Merrill Lynch economist Emanuella Enenajor published a research report Monday predicting that the Bank of Canada would cut the benchmark interest rates in half to 25 basis points later this month. This event would increase the yield spread – Canadian bond yields would fall while U.S. yields would remain the same – and it would put further downward pressure on the loonie. The chart projects into the future and estimates the potential change in the yield spread if the Bank of Canada cuts rates, and the likely course of the Canadian dollar as a result.

The two-year Canadian bond yield will not fall a full 25 basis points when Governor Stephen Poloz cuts the overnight rate. For the sake of illustration, I've assumed the domestic two-year yield will drop a hypothetical 12 basis points when the rate cut occurs.

The current two-year Canadian bond yield is 0.39 per cent and the U.S. Treasury yield is 0.93 per cent. This makes the current spread 0.54 per cent – the domestic bond yield is 54 basis points less than the U.S. yield. A further 12-basis-point decline on a Bank of Canada rate cut would increase the spread to 0.66 per cent or 66 basis points.
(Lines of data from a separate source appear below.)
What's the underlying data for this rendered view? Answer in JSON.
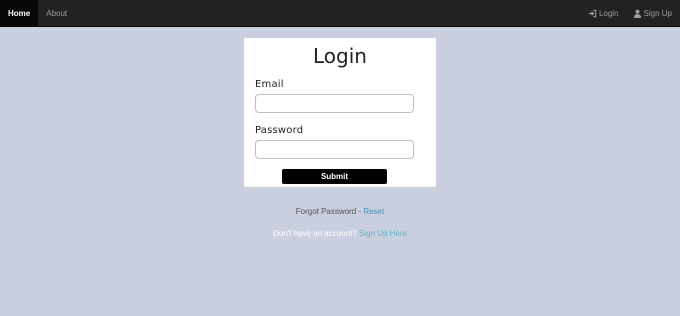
{
  "nav": {
    "home_label": "Home",
    "about_label": "About",
    "login_label": "Login",
    "signup_label": "Sign Up",
    "login_icon": "login-arrow-icon",
    "signup_icon": "user-icon"
  },
  "form": {
    "title": "Login",
    "email_label": "Email",
    "email_value": "",
    "password_label": "Password",
    "password_value": "",
    "submit_label": "Submit"
  },
  "footer": {
    "forgot_text": "Forgot Password - ",
    "reset_link": "Reset",
    "no_account_text": "Don't have an account? ",
    "signup_link": "Sign Up Here"
  },
  "colors": {
    "background": "#c9cfdf",
    "navbar": "#222222",
    "link": "#4a8fc4",
    "signup_link": "#5fb6c7"
  }
}
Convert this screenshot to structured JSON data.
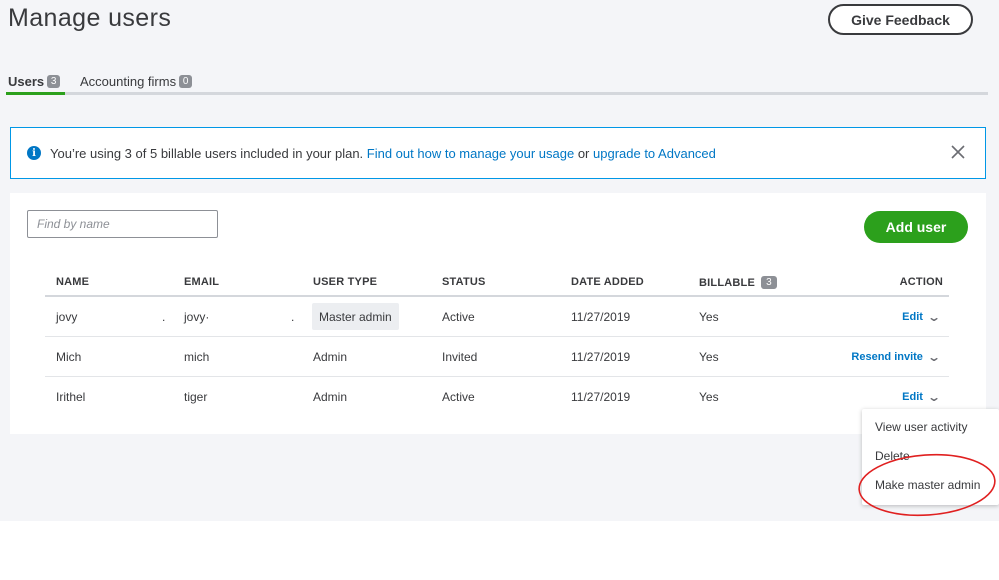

The relationship on the chart suggests that a 66-basis-point spread equates to a Canadian dollar in the 67-cent to 68-cent range.

West Texas intermediate crude prices at $20 would not help the loonie much either, as the second chart shows. The Canadian dollar has not tracked the oil price as closely as the yield spread over the past three years, but the relationship has gotten extremely close in recent months.

Again, I've extended the chart's time frame into the future to estimate the potential effects of a $20 oil price on the loonie. If oil falls that far, and the Canadian dollar falls in accordance with the historical relationship on the chart (i.e., the red line representing the Canadian dollar drops in accordance with the oil price), this suggest a loonie value in 67.5-cent range.

The 67 cents should be viewed as a rough estimate. It is based on current relationships between the domestic currency, bond markets and oil prices. Market correlations often change. Still, Canadians – particularly those headed south to Florida or Arizona for winter vacation – should be aware that all current signs point to a significantly lower loonie.

Scott Barlow, Globe Investor's in-house market strategist, writes exclusively for our subscribers at Inside the Market online.